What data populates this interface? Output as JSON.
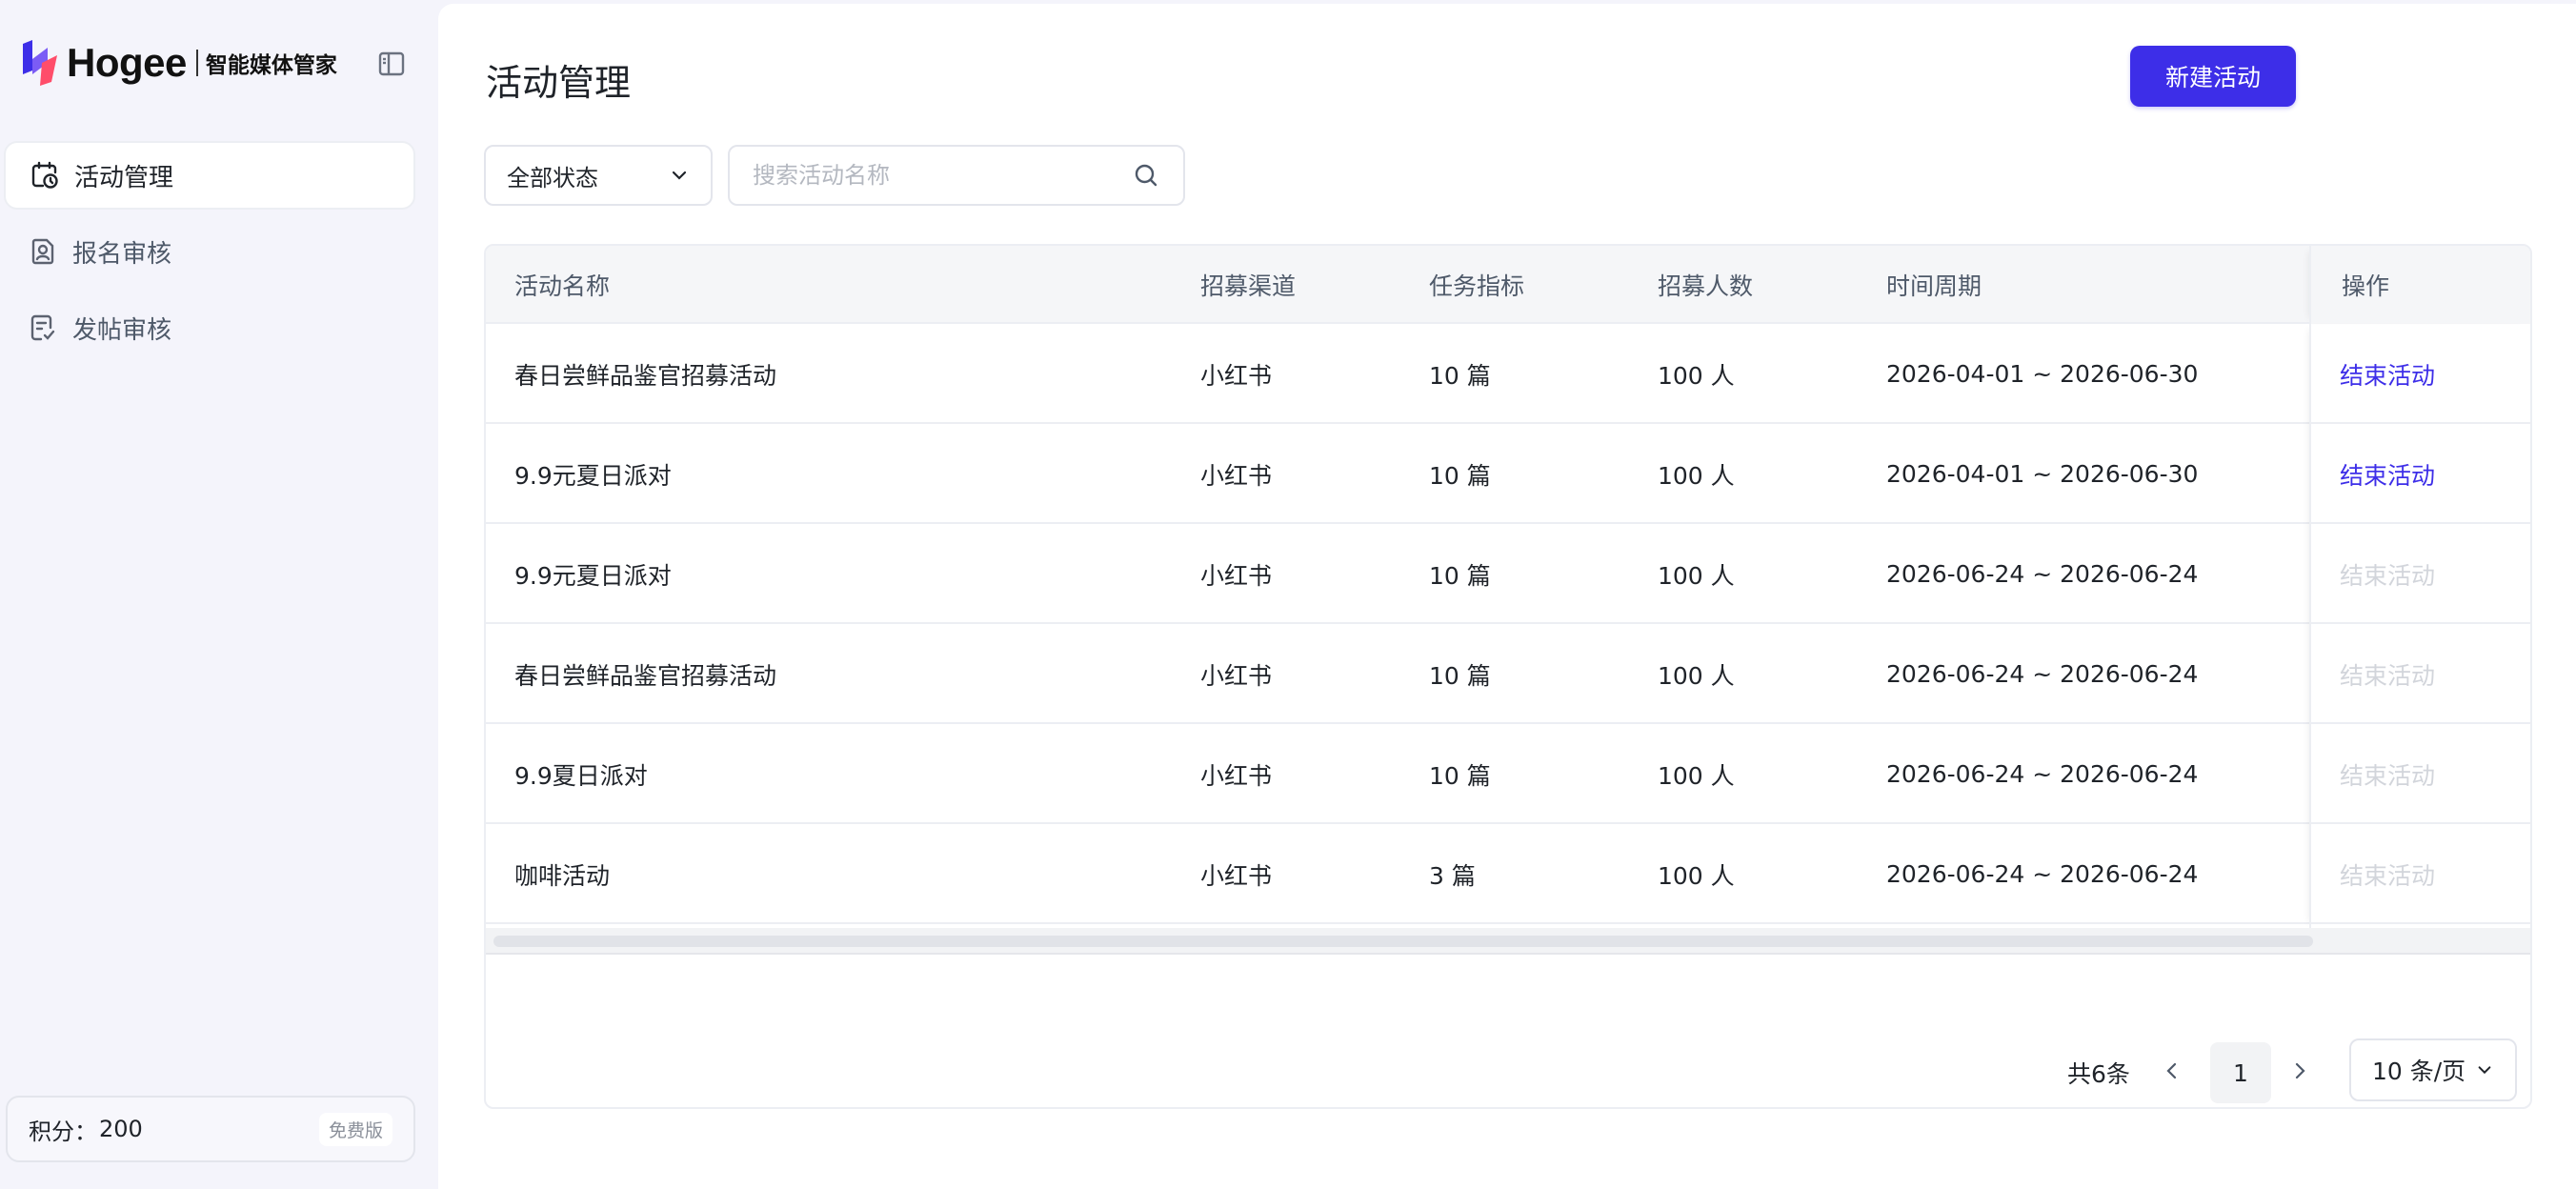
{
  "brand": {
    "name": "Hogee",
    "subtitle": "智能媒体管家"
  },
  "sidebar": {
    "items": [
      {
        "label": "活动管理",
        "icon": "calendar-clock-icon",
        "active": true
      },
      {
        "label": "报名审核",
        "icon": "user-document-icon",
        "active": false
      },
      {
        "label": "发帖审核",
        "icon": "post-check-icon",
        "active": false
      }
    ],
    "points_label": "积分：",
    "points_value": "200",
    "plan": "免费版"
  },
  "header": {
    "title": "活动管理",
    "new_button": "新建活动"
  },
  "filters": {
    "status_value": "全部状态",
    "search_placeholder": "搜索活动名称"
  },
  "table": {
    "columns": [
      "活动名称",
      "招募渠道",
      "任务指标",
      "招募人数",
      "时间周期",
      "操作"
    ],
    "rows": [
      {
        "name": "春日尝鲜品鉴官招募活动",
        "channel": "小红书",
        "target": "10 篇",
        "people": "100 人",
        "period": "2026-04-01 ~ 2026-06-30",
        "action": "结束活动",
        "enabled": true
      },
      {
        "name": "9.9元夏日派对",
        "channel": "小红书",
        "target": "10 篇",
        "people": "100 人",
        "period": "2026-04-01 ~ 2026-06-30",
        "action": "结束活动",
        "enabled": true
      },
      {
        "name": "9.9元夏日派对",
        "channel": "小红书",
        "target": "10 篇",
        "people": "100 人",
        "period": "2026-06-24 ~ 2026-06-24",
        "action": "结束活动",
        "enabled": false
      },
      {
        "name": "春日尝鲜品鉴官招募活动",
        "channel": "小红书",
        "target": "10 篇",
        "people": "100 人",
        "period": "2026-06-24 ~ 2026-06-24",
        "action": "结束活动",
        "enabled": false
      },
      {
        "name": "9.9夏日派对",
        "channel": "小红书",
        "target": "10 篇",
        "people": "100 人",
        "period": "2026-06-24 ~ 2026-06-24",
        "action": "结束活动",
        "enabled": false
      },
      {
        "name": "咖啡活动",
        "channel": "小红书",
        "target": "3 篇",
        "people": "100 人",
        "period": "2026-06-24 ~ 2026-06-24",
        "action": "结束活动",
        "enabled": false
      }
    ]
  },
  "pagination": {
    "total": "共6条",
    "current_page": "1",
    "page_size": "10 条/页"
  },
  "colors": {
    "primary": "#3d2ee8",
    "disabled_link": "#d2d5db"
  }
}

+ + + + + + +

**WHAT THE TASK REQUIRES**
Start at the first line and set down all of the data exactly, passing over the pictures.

**ANSWER SECTION**
What data populates this interface? Output as JSON.
{
  "brand": {
    "name": "Hogee",
    "subtitle": "智能媒体管家"
  },
  "sidebar": {
    "items": [
      {
        "label": "活动管理",
        "icon": "calendar-clock-icon",
        "active": true
      },
      {
        "label": "报名审核",
        "icon": "user-document-icon",
        "active": false
      },
      {
        "label": "发帖审核",
        "icon": "post-check-icon",
        "active": false
      }
    ],
    "points_label": "积分：",
    "points_value": "200",
    "plan": "免费版"
  },
  "header": {
    "title": "活动管理",
    "new_button": "新建活动"
  },
  "filters": {
    "status_value": "全部状态",
    "search_placeholder": "搜索活动名称"
  },
  "table": {
    "columns": [
      "活动名称",
      "招募渠道",
      "任务指标",
      "招募人数",
      "时间周期",
      "操作"
    ],
    "rows": [
      {
        "name": "春日尝鲜品鉴官招募活动",
        "channel": "小红书",
        "target": "10 篇",
        "people": "100 人",
        "period": "2026-04-01 ~ 2026-06-30",
        "action": "结束活动",
        "enabled": true
      },
      {
        "name": "9.9元夏日派对",
        "channel": "小红书",
        "target": "10 篇",
        "people": "100 人",
        "period": "2026-04-01 ~ 2026-06-30",
        "action": "结束活动",
        "enabled": true
      },
      {
        "name": "9.9元夏日派对",
        "channel": "小红书",
        "target": "10 篇",
        "people": "100 人",
        "period": "2026-06-24 ~ 2026-06-24",
        "action": "结束活动",
        "enabled": false
      },
      {
        "name": "春日尝鲜品鉴官招募活动",
        "channel": "小红书",
        "target": "10 篇",
        "people": "100 人",
        "period": "2026-06-24 ~ 2026-06-24",
        "action": "结束活动",
        "enabled": false
      },
      {
        "name": "9.9夏日派对",
        "channel": "小红书",
        "target": "10 篇",
        "people": "100 人",
        "period": "2026-06-24 ~ 2026-06-24",
        "action": "结束活动",
        "enabled": false
      },
      {
        "name": "咖啡活动",
        "channel": "小红书",
        "target": "3 篇",
        "people": "100 人",
        "period": "2026-06-24 ~ 2026-06-24",
        "action": "结束活动",
        "enabled": false
      }
    ]
  },
  "pagination": {
    "total": "共6条",
    "current_page": "1",
    "page_size": "10 条/页"
  },
  "colors": {
    "primary": "#3d2ee8",
    "disabled_link": "#d2d5db"
  }
}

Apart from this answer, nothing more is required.